So the question remains: How do you matrix? Essentially, it is like a duck, but instead of bending forwards you are bending backwards. All you have to do is crouch, look at the sky, and turn 90 degrees to either your left or right (the turn is optional but it increases your chances of success). The end result is that your player model is moved farther out of range because you are leaning back, your height is lowered (you can duck this way), and the opponent’s attack becomes slightly off target. This can be further supplemented by either an overhead or a stab attack, which will move your model even farther away and even closer toward the ground. With heavy two handers, like the maul, double axe, or poleaxe your player essentially bends over backwards when overheading.
When should you matrix? Whenever you think you can pull it off successfully; it is a free hit after all.
A few things I’ve realized about matrixing over time are:
1. Overheads are really hard to matrix (unless combined with a Walking Matrix)
2. Stabs are the easiest to matrix
3. Slashes are somewhere in the middle and better handled by ducks
4. Daggers are easy to matrix regardless

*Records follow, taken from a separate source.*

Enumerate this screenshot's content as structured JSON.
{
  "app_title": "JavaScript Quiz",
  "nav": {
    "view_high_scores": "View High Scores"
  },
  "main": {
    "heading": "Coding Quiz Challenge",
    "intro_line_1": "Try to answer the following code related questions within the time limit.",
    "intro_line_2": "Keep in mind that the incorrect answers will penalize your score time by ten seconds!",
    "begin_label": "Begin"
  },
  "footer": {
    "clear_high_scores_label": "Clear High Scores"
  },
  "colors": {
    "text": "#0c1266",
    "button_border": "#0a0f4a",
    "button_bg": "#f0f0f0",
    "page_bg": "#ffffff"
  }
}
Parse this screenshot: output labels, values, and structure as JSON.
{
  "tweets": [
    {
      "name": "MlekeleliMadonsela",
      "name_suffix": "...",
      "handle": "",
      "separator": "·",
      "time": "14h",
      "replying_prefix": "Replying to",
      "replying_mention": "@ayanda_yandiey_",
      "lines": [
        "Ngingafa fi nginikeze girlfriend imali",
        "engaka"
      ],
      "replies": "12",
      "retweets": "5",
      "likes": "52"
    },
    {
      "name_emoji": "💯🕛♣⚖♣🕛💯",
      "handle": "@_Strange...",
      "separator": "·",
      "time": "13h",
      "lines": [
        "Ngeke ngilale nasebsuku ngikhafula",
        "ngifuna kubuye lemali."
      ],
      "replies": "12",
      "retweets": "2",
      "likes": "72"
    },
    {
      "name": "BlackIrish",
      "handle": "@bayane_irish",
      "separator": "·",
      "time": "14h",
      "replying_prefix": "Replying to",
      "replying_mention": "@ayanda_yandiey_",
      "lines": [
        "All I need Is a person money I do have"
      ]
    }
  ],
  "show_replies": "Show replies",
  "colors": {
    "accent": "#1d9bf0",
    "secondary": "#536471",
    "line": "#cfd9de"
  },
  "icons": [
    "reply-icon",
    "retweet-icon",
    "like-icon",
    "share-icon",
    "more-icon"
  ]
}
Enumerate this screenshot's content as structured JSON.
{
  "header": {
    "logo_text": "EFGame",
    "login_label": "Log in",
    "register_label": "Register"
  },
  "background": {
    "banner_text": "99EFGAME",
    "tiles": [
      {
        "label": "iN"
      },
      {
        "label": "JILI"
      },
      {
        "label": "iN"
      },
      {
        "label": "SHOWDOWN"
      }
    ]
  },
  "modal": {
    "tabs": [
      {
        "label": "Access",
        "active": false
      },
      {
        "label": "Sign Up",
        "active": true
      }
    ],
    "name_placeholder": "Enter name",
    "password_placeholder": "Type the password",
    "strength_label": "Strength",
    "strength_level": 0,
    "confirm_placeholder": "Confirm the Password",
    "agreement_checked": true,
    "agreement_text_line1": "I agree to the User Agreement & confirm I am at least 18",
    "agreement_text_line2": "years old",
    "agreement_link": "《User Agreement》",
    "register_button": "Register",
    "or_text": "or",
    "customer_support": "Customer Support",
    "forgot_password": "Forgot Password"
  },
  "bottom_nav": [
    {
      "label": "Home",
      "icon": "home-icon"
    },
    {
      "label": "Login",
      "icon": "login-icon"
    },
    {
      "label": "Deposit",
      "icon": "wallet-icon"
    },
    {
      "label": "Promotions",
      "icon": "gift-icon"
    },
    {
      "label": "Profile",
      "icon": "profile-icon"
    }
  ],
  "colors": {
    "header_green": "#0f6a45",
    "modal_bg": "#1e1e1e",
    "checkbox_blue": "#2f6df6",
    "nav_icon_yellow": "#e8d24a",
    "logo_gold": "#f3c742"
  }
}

5. If you are barely in range, matrix!
6. Matrixes should be reaction based, and not prediction
These points are somewhat self-explanatory, but I’ll explain them anyways.
1) Overheads hit your feet, which is what makes them nearly impossible to matrix, because even though you are moving the upper half of your model, your feet remain in the same place. This can potentially be avoided by angle walking.
2) Stabs are the easiest to matrix because they only cover a very small area, a straight line directly in front of the opponent, so simply turning to the side can make them miss.
3) Slashes you can matrix by either being very close to your opponent, or almost out of range. It gets harder if you’re not within those two areas because the opponent often has enough time to move their weapon downwards and hit you.
4) Do you hate dagger spammers? Matrixing is for you! Unless the spammer is right next to you he will miss regardless of what strike he uses, allowing you to kill them in one hit (assuming you are a knight or vanguard and they are archer scum).
5) The last point while obvious is very useful. You simply matrix their attack, moving out of range, and attack, moving back into range.
I’m going to give this its own block because I realized I neglected to mention it and it is one of the most important aspects of matrixing: Attack when you are matrixing. This statement holds true for the majority of the time, unless you're performing a walking matrix. When you matrix, you take a risk by leaving yourself completely open, but you minimize this risk by attacking, because not only do you manipulate your player model further, letting you avoid attacks more easily, but also you give yourself a chance to trade if you fail to avoid the attack.
I've mentioned Walking Matrixes
earlier in this section, but I never actually explained what they are. A walking matrix is a passive, non-attack based dodge which can only be performed with heavy two handers such as the Maul or Double Axe. It's done by backing up (S
) and holding an angle
) depending on the direction that their attack is coming from. Combine the angle backwalk with looking slightly up and your torso/head will be well out of harms way, and since you're walking you'll create enough distance that they won't be able to drag it into you. As effective as this is, it isn't foolproof. You should always parry while performing a walking matrix just in case they manage to knick your foot or something. This makes parrying dragged overheads a lot easier since you're now facing the attack from the side, so if they do drag it into you your parry will catch it.
One final point I have to make about matrixing is that you can use it offensively. One way is to hide your attacks. This applies mostly to the stab. If you bend backwards, like you are matrixing, during your stab, the opponent will barely be able to see the weapon unless if it is huge, allowing you to get off a sneaky attack. Another way is to bait an opponent. You attack from the edge of their range and as they move in thinking they’ve earned an easy hit you matrix their attack and hit them.
This description of matrixing, despite being informative, does not do it justice. This video made by int | Moose demonstrates its power and versatility well.